No matter the situation, you need to be able to effectively communicate with your team.
In my last article on communicating with non-native English speakers, I outlined how to keep language simple in the workplace. Today, we'll talk about slowing down.
Right now I'm going to ask you to stop and remember:
• A foreign language class you took
• A time you were shopping in an international market
• Any time you overheard a foreign language conversation
Do you remember how the other language sounded? Was it incredibly fast and jumbled to you? Did you wonder...
Picture yourself in this everyday office scenario:
The staff is gathered for a presentation on a new company initiative.
The presenter passes out their information, and in a monotone fashion proceeds to plod through the slideshow presentation on the topic with seemingly little enthusiasm.
At the end they announce, “We really want everyone to get excited about this.”
Are you excited?
Have you bought into your company's new project?
Given the lackluster presentation, probably not!
Maybe this presenter really is excited about the initiative, but they don't know how to convey that to others... or don't even realize how their demeanor is being perceived by everyone in the room.
And what would the ramifications be if this had been a pitch to a client, or prospective investors?
The non-verbal communication in this situation was the difference between increased morale at the launching of a new project, and just another boring meeting!
The 7 Percent...
Have you ever listened to or watched a recording of yourself, and cringed at the sound of your voice? Perhaps when giving presentations, you know your voice isn't projecting the confidence you'd like... or maybe your company has realized it's time to give employees an edge with clients and shareholders by investing in their voice.
This component of your professional presence is called vocal quality, and it's a major factor in how your message is perceived by others. I'd like you to first think about how you'd describe a voice that you find irritating in presentations or meetings... one that distractsfrom the presenter's message. Your list may have some of these descriptors:
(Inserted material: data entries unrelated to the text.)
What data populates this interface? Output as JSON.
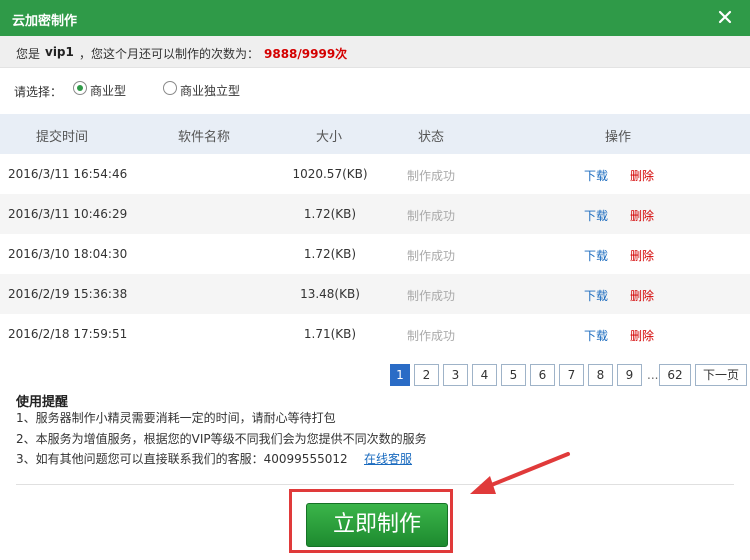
{
  "window": {
    "title": "云加密制作",
    "close_icon": "close-icon"
  },
  "info": {
    "prefix": "您是",
    "user": "vip1",
    "text": "，您这个月还可以制作的次数为：",
    "count": "9888/9999次",
    "count_color": "#d40000"
  },
  "select": {
    "label": "请选择：",
    "options": [
      {
        "label": "商业型",
        "selected": true
      },
      {
        "label": "商业独立型",
        "selected": false
      }
    ]
  },
  "table": {
    "headers": [
      "提交时间",
      "软件名称",
      "大小",
      "状态",
      "操作"
    ],
    "rows": [
      {
        "time": "2016/3/11 16:54:46",
        "name": "",
        "size": "1020.57(KB)",
        "status": "制作成功",
        "download": "下载",
        "delete": "删除"
      },
      {
        "time": "2016/3/11 10:46:29",
        "name": "",
        "size": "1.72(KB)",
        "status": "制作成功",
        "download": "下载",
        "delete": "删除"
      },
      {
        "time": "2016/3/10 18:04:30",
        "name": "",
        "size": "1.72(KB)",
        "status": "制作成功",
        "download": "下载",
        "delete": "删除"
      },
      {
        "time": "2016/2/19 15:36:38",
        "name": "",
        "size": "13.48(KB)",
        "status": "制作成功",
        "download": "下载",
        "delete": "删除"
      },
      {
        "time": "2016/2/18 17:59:51",
        "name": "",
        "size": "1.71(KB)",
        "status": "制作成功",
        "download": "下载",
        "delete": "删除"
      }
    ]
  },
  "pagination": {
    "current": "1",
    "pages": [
      "1",
      "2",
      "3",
      "4",
      "5",
      "6",
      "7",
      "8",
      "9"
    ],
    "ellipsis": "...",
    "last": "62",
    "next": "下一页"
  },
  "tips": {
    "title": "使用提醒",
    "lines": [
      "1、服务器制作小精灵需要消耗一定的时间，请耐心等待打包",
      "2、本服务为增值服务，根据您的VIP等级不同我们会为您提供不同次数的服务",
      "3、如有其他问题您可以直接联系我们的客服：40099555012"
    ],
    "link": "在线客服"
  },
  "action": {
    "make_label": "立即制作"
  },
  "colors": {
    "titlebar": "#2f9a48",
    "accent_blue": "#2a6cc6",
    "highlight_red": "#e03a3a"
  }
}
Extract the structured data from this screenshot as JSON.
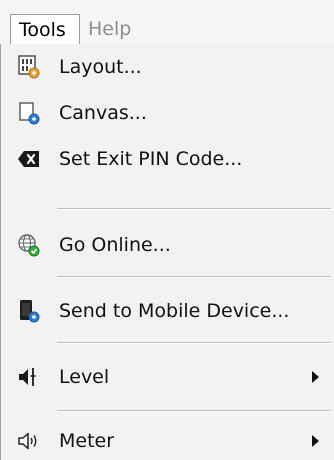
{
  "menubar": {
    "tools_label": "Tools",
    "help_label": "Help"
  },
  "menu": {
    "items": [
      {
        "label": "Layout...",
        "icon": "layout-icon"
      },
      {
        "label": "Canvas...",
        "icon": "canvas-icon"
      },
      {
        "label": "Set Exit PIN Code...",
        "icon": "backspace-icon"
      },
      {
        "label": "Go Online...",
        "icon": "globe-icon"
      },
      {
        "label": "Send to Mobile Device...",
        "icon": "mobile-device-icon"
      },
      {
        "label": "Level",
        "icon": "level-icon",
        "submenu": true
      },
      {
        "label": "Meter",
        "icon": "speaker-icon",
        "submenu": true
      }
    ]
  },
  "colors": {
    "menu_bg": "#f2f2f2",
    "disabled_text": "#8d8d8d",
    "accent_blue": "#2f7fd0",
    "accent_orange": "#e8a33a",
    "accent_green": "#3aaa3a"
  }
}
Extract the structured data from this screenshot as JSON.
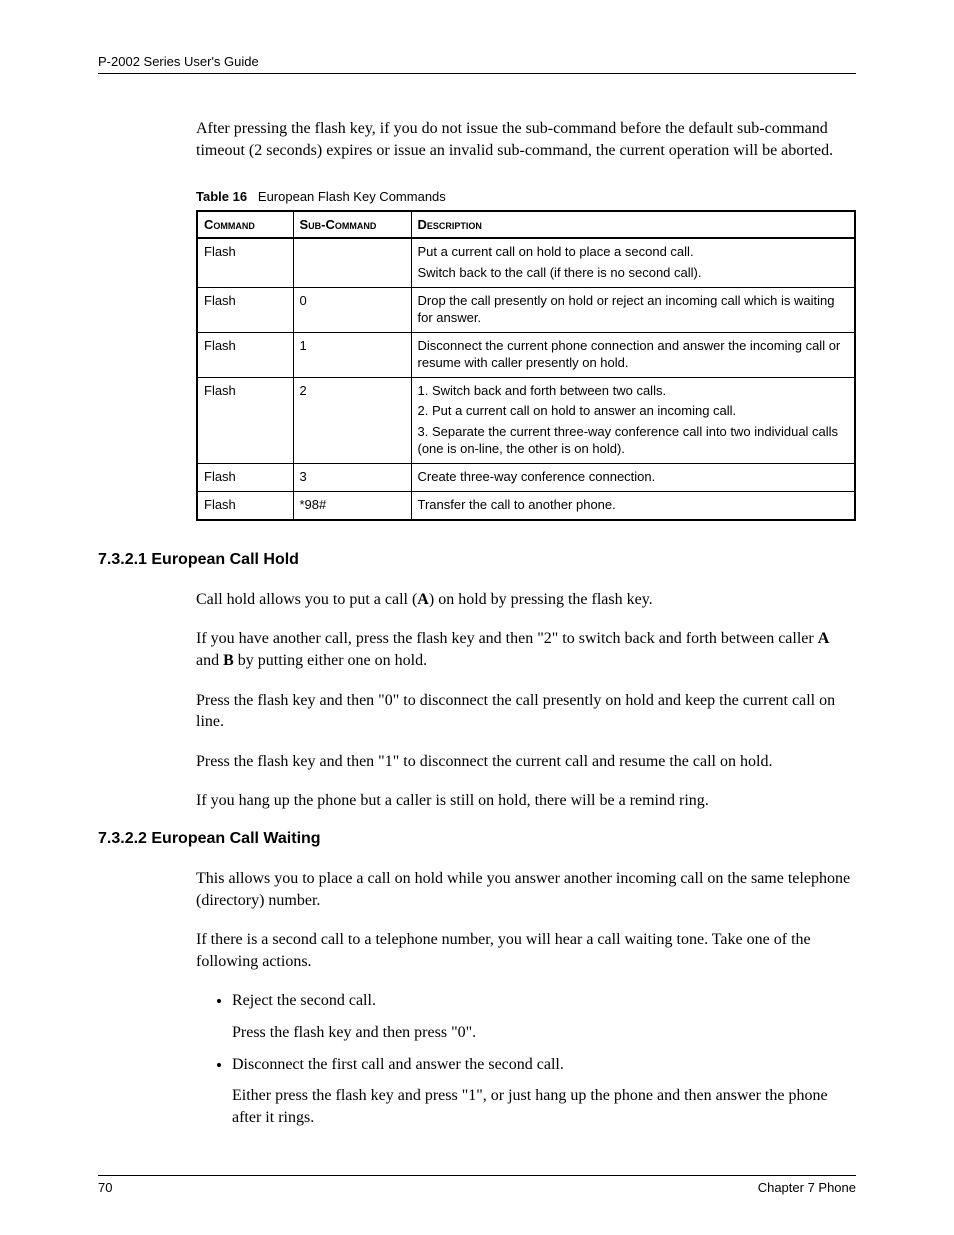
{
  "header": "P-2002 Series User's Guide",
  "intro": "After pressing the flash key, if you do not issue the sub-command before the default sub-command timeout (2 seconds) expires or issue an invalid sub-command, the current operation will be aborted.",
  "table_caption_label": "Table 16",
  "table_caption_text": "European Flash Key Commands",
  "table_headers": {
    "command": "Command",
    "sub": "Sub-Command",
    "desc": "Description"
  },
  "table_rows": [
    {
      "command": "Flash",
      "sub": "",
      "desc": [
        "Put a current call on hold to place a second call.",
        "Switch back to the call (if there is no second call)."
      ]
    },
    {
      "command": "Flash",
      "sub": "0",
      "desc": [
        "Drop the call presently on hold or reject an incoming call which is waiting for answer."
      ]
    },
    {
      "command": "Flash",
      "sub": "1",
      "desc": [
        "Disconnect the current phone connection and answer the incoming call or resume with caller presently on hold."
      ]
    },
    {
      "command": "Flash",
      "sub": "2",
      "desc": [
        "1. Switch back and forth between two calls.",
        "2. Put a current call on hold to answer an incoming call.",
        "3. Separate the current three-way conference call into two individual calls (one is on-line, the other is on hold)."
      ]
    },
    {
      "command": "Flash",
      "sub": "3",
      "desc": [
        "Create three-way conference connection."
      ]
    },
    {
      "command": "Flash",
      "sub": "*98#",
      "desc": [
        "Transfer the call to another phone."
      ]
    }
  ],
  "section1": {
    "heading": "7.3.2.1  European Call Hold",
    "p1_a": "Call hold allows you to put a call (",
    "p1_bold": "A",
    "p1_b": ") on hold by pressing the flash key.",
    "p2_a": "If you have another call, press the flash key and then \"2\" to switch back and forth between caller ",
    "p2_boldA": "A",
    "p2_mid": " and ",
    "p2_boldB": "B",
    "p2_b": " by putting either one on hold.",
    "p3": "Press the flash key and then \"0\" to disconnect the call presently on hold and keep the current call on line.",
    "p4": "Press the flash key and then \"1\" to disconnect the current call and resume the call on hold.",
    "p5": "If you hang up the phone but a caller is still on hold, there will be a remind ring."
  },
  "section2": {
    "heading": "7.3.2.2  European Call Waiting",
    "p1": "This allows you to place a call on hold while you answer another incoming call on the same telephone (directory) number.",
    "p2": "If there is a second call to a telephone number, you will hear a call waiting tone. Take one of the following actions.",
    "bullets": [
      {
        "main": "Reject the second call.",
        "sub": "Press the flash key and then press \"0\"."
      },
      {
        "main": "Disconnect the first call and answer the second call.",
        "sub": "Either press the flash key and press \"1\", or just hang up the phone and then answer the phone after it rings."
      }
    ]
  },
  "footer": {
    "page": "70",
    "chapter": "Chapter 7 Phone"
  }
}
Now take a moment to reflect on what makes a voice sound pleasant to you – one that enhances the message rather than distracting from it. It may be easiest to think of an actor/actress, broadcaster, or other public figure whose voice you find...